I wish I’d been more articulate in the moment, but basically, women’s bodies are NOT FOR COMMENTARY while walking down the street–doesn’t matter if we are pregnant, skinny, voluptuous, clothed, half-clothed, etc. JUST DON’T COMMENT ON WOMEN’S BODIES!!!
On my way home from work today (around 8:30PM),a man in dark clothing walking in the opposite direction began mirroring my movement as I walked down the block. I moved to the right so I wouldn’t run into him, and he, walking towards me, also moved to my right (his left). I then moved to the left, and he also moved to my left (his right). So clearly he was trying to corner me. Before I had time to react, he made his final step towards me, standing 6 inches apart. He was stood stiffly with his arms to his side, staring straight ahead as if I was just an obstacle in his path. He didn’t even say a word.

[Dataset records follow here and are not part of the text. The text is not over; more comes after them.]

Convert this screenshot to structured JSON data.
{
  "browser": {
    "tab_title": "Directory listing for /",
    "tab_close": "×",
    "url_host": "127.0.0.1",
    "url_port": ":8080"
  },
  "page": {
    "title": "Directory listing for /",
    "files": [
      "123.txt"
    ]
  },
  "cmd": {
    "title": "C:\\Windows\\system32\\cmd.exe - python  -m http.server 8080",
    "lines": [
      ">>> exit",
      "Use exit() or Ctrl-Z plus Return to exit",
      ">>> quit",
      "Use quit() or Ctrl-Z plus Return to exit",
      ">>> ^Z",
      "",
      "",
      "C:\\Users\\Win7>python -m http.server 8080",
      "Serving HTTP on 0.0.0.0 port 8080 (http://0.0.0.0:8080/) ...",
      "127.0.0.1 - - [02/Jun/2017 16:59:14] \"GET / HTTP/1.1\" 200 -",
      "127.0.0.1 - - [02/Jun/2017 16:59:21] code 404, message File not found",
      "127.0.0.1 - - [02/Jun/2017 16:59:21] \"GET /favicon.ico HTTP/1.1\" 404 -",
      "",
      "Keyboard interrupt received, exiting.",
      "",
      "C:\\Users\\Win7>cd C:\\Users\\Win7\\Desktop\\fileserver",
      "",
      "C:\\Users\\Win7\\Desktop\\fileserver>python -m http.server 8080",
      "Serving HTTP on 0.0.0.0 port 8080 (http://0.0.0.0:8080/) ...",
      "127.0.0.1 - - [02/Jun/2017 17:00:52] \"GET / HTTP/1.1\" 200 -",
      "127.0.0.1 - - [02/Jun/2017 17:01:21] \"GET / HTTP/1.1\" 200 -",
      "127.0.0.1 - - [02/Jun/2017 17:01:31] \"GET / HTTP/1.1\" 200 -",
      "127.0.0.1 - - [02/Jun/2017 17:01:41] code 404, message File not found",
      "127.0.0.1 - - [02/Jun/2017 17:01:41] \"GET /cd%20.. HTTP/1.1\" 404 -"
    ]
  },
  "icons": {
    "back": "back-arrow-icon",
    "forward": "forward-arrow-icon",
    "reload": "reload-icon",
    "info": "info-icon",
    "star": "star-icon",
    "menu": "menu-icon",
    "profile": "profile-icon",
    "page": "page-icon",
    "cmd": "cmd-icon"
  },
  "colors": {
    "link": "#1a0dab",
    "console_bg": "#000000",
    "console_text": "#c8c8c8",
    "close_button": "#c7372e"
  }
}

I was in such fear and shock at the moment that I had forgotten that I even had pepper spray on me; I felt absolutely defenseless. The only thing I did then was scream, “WHAT THE F**K!!!” I felt thankful that nothing else had come of it and he walked away right afterward. It is seriously a privilege to be left alone on the street – a privilege that most men in NY have, but women don’t.
This man ‘fell’ to the floor to look up my skirt. When I took his picture, someone proceed to tell me it was my fault because I was ‘a white trash bitch’.
I’m a female, just last week my girl and I were walking down main st flushing. I’m holding her waist and what not and these 3 men are walking our direction. The man in front leans over towards my girl and says
….. “Hey baby let me get some popcorn” , she tells him to “stfu” and we keep walking. So in that second I let go of her and tell him to “show some respect” and this happens
He: “wtf shut up I wasn’t talking to you”
Me: “idc don’t disrespect her , she’s a woman”
He: he starts laughing “yo shut up B**ch , you and your beat up shoes. You over here tryna act like a man. It was just a compliment.”
Me: “you think you’re a man , over here disrespecting a woman. You ain’t
At that moment I’m so heated up that I turn around, grab my girl and start walking away. As I’m walking away he keeps and talking and the other 2 men join him and one of them says “Go home and put on a dress, you’re a woman”……….
I frequently drive home very late after work and find street parking. I had parked and was walking alone along 3rd Ave, then my block, at about 1am Monday. A man yelled to me from the corner to get my attention and indicated he wanted to “talk.” I looked back but kept walking, as I didn’t want to engage. He chased me up the block and yelled, “I just want to talk. You’re so beautiful.” I said, “Leave me alone, stop following me.” “But you’re so beautiful!” Etc ad nauseam. I ran into my building.
A man in a suit in a Mercedes drove slowly along next to me as I walked up 10th Street from 3rd Avenue to the F train. I was dressed professionally and in heels since I was on my way to a job interview. He told me I looked amazing and asked me to get coffee. I said, “No thanks,” and kept walking. He persisted, all the way up the block: “How about dinner?” “No.” “Can I have your phone number?” “Again, no.” No amount of saying “no” could shut him down. I had to race to the station to lose him.